Riles pushed the issue again after the Wolverines qualified for a bowl game this year.
“In light of that prospect and of the concerns about potential conflict of interest that drove the assembly resolution, have you decided yet on whether or not to continue APC bowl game reimbursements?” Riles wrote in a Nov. 8 e-mail to U-M President Mary Sue Coleman. “I realize that you stated publicly before the assembly meeting that you yourself were not troubled by the potential conflict of interest because you had full confidence in the APC faculty. But I hope that the fact that elected faculty representatives are themselves troubled by this compensation policy will lead (or has already led) you to err on the side of eliminating any appearance of such conflict in the future.
“At a time when our football program is under NCAA probation, ending the reimbursement policy voluntarily and unilaterally would send a strong message that U-M is moving in a positive and leading direction.”
Riley received a return e-mail from Hanlon, who said that because the committee reports to him, it is more applicable for him to address the issue.
“We are in complete agreement that potential conflicts of interest need to be managed,” Hanlon wrote. “A written management plan should be on file in the appropriate office whenever a potential conflict of interest arises, and that plan must be scrupulously followed."
In this case, Hanlon said, such a management plan has been on file in the Provost’s Office for a number of years, and steps have been taken to put it into practice.
That plan acknowledges “there is an appearance of conflict of interest in this situation. The faculty members who jointly serve on the ABIA and APC are asked to render advice to the provost on eligibility of student athletes and are simultaneously being offered an opportunity to participate in the official party at bowl games with expenses covered by the athletic department.”
The management plan says the conflict of interest possibility is mitigated because faculty members on the ABIA — who therefore serve on the Academic Performance Committee — are appointed by the president. Of the eight, six are chosen by the president based on faculty senate recommendations, and two are chosen based on athletic director nominations.
“So the athletic department is not involved in the ultimate choice of these faculty and is not even involved in the nomination of most of them," the management plan reads.
The plan also says the provost holds ultimate authority to make all decisions on eligibility of student-athletes, and the vice-provost attends Academic Performance Committee meetings and relays its recommendations to the provost.
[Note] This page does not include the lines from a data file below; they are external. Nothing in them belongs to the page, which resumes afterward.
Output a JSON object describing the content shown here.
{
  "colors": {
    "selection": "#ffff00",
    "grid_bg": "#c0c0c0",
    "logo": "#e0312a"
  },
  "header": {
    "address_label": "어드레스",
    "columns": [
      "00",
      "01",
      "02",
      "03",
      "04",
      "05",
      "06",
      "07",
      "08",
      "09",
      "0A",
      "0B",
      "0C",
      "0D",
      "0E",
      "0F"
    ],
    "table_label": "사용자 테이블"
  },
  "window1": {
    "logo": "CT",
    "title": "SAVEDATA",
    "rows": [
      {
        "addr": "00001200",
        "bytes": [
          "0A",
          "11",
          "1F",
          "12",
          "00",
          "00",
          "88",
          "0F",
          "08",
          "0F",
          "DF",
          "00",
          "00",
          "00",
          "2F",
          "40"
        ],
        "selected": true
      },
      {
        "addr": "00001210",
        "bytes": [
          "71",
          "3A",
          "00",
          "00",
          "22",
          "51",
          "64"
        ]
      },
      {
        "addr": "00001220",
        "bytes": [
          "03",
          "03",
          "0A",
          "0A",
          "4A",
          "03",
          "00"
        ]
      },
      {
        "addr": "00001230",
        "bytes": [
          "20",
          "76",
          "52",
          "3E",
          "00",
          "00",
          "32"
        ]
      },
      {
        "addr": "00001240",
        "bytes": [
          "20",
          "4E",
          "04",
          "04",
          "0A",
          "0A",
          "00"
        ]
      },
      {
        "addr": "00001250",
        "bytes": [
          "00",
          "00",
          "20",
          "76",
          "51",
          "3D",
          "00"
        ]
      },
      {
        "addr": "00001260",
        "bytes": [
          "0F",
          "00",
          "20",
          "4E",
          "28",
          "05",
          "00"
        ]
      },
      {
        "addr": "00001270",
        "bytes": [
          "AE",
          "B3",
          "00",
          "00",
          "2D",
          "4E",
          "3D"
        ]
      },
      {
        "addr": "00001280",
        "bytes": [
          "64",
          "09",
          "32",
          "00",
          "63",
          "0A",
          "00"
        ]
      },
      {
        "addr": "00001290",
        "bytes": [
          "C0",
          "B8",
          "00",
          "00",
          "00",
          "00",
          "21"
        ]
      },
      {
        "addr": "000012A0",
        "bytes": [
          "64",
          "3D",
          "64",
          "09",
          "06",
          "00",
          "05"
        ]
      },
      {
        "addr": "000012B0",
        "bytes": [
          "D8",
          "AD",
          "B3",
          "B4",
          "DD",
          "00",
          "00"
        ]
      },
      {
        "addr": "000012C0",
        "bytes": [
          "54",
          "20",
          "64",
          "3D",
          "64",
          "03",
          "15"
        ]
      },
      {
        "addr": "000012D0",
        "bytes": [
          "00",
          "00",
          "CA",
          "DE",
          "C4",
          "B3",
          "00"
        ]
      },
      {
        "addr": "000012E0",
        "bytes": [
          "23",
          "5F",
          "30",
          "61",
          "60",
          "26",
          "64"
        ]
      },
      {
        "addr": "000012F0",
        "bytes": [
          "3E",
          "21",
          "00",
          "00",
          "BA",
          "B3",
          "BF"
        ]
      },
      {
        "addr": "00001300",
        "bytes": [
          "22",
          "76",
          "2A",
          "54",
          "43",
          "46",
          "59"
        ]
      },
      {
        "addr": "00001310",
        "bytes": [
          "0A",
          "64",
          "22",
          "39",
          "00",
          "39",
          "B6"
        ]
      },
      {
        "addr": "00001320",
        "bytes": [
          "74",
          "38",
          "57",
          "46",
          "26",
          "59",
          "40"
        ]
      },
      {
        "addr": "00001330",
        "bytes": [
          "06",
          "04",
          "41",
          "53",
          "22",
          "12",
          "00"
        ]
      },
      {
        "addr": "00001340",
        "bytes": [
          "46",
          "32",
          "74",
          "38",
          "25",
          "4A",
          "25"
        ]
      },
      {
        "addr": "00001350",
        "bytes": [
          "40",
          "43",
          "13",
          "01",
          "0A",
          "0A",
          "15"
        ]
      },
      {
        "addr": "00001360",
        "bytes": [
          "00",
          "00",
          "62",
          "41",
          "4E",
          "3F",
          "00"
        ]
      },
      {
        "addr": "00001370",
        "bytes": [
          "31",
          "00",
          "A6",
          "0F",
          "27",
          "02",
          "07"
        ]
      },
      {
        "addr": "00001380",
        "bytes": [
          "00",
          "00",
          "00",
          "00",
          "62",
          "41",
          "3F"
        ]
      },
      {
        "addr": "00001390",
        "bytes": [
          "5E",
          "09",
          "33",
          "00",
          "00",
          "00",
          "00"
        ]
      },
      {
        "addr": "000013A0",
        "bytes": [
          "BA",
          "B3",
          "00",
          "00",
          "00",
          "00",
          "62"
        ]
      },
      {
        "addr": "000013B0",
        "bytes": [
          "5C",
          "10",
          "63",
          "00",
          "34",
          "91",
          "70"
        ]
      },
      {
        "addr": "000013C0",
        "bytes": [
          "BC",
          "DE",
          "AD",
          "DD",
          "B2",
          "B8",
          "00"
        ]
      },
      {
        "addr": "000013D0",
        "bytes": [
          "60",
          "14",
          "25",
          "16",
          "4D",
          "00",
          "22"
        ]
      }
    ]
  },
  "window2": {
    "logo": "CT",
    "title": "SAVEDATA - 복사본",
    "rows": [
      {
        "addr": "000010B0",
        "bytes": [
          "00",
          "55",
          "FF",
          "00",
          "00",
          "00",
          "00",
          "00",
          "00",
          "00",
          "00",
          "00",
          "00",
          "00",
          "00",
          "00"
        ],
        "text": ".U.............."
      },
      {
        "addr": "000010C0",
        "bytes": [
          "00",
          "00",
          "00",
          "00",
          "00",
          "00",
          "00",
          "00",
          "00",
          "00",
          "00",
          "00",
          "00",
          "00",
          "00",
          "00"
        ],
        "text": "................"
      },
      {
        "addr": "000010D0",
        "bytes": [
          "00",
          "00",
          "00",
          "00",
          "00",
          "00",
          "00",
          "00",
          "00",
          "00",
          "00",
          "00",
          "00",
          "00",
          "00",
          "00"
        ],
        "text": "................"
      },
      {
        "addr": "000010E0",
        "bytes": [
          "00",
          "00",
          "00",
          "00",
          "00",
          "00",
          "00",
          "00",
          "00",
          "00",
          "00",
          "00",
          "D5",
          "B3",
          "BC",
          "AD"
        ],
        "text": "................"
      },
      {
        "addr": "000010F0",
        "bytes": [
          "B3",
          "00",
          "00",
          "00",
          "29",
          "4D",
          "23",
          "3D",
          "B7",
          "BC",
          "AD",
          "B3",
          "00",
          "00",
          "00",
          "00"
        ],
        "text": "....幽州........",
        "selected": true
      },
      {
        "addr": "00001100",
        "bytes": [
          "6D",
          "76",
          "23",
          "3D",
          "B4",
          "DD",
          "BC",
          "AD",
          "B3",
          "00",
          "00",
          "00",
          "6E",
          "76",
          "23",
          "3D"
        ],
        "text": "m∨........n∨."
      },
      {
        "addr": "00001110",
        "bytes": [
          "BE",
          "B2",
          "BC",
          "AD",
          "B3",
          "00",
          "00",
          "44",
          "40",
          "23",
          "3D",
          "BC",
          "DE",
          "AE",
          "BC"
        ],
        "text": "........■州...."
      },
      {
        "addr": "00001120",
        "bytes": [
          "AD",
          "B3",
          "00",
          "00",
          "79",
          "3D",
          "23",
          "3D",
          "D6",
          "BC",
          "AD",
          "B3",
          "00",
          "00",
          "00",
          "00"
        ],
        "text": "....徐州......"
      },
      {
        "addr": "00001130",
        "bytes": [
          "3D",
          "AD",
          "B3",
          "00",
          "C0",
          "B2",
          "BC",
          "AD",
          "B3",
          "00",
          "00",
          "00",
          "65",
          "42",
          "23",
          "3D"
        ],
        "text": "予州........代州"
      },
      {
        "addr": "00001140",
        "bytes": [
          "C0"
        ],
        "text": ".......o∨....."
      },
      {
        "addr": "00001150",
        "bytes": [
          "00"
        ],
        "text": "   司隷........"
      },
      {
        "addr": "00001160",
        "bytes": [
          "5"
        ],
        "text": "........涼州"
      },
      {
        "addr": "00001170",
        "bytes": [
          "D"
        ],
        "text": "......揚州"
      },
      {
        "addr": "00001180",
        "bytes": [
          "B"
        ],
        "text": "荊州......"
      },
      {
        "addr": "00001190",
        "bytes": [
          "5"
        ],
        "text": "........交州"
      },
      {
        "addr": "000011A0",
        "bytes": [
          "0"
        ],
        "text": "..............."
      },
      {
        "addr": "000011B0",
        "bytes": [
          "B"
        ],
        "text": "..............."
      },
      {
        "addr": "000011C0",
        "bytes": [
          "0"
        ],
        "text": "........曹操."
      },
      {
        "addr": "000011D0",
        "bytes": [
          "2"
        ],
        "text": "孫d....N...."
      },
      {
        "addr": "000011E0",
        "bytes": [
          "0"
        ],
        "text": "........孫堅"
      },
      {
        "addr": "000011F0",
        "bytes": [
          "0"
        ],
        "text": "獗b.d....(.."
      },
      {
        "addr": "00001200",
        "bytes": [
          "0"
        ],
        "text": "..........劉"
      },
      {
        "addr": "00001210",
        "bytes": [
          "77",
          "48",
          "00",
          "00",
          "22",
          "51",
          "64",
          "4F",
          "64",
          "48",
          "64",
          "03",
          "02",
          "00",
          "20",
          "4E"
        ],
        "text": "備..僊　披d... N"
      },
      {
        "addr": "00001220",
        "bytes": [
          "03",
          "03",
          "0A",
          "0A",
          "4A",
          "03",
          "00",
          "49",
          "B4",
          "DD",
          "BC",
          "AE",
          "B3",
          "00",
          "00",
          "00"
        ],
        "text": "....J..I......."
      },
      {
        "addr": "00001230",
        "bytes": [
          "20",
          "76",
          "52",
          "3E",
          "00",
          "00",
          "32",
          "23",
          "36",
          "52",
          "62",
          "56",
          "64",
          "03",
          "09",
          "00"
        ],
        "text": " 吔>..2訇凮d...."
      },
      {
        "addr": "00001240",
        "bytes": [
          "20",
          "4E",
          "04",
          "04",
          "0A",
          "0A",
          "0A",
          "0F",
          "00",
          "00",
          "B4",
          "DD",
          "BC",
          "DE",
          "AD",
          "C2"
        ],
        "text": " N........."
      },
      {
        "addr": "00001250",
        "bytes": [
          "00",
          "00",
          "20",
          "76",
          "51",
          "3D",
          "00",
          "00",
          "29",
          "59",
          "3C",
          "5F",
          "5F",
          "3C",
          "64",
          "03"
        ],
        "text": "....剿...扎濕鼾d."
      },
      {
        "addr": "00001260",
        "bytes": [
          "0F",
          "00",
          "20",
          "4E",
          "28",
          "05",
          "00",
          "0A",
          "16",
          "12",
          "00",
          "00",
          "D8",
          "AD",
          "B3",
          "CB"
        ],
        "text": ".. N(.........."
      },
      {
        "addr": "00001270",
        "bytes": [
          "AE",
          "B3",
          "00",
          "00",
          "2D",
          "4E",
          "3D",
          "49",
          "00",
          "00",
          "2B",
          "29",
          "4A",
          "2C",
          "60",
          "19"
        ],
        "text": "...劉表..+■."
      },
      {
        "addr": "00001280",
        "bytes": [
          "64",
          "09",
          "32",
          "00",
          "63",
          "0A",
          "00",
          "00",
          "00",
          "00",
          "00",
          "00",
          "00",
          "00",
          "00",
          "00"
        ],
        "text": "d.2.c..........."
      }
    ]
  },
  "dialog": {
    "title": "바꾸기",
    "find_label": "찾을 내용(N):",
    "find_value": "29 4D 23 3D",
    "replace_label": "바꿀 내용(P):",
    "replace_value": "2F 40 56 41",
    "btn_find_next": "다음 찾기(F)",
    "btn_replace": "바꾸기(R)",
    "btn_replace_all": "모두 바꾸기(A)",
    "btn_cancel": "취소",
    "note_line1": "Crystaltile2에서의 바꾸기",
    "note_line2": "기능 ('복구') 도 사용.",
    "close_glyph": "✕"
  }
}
Neither the provost nor the vice-provost receive any financial benefit or bowl game trips subsidized by the athletic department, according to the plan.
In a return e-mail to Hanlon and Coleman, Riley said he’s seen the plan and believes U-M needs to go further. He also questions how attending bowl games enhances the ability of APC faculty to oversee the academic performance of U-M athletes.
“One can mange a conflict of interest or eliminate it,” Riles wrote. “I believe that the explicit preference of elected faculty representatives simply to eliminate the conflict should be respected.
“Although I can well understand why the athletic department favors reimbursements, I do not understand why you or Mary Sue would favor them. I urge you to reflect further on whether management or elimination is the appropriate way to address concerns voiced by the assembly.”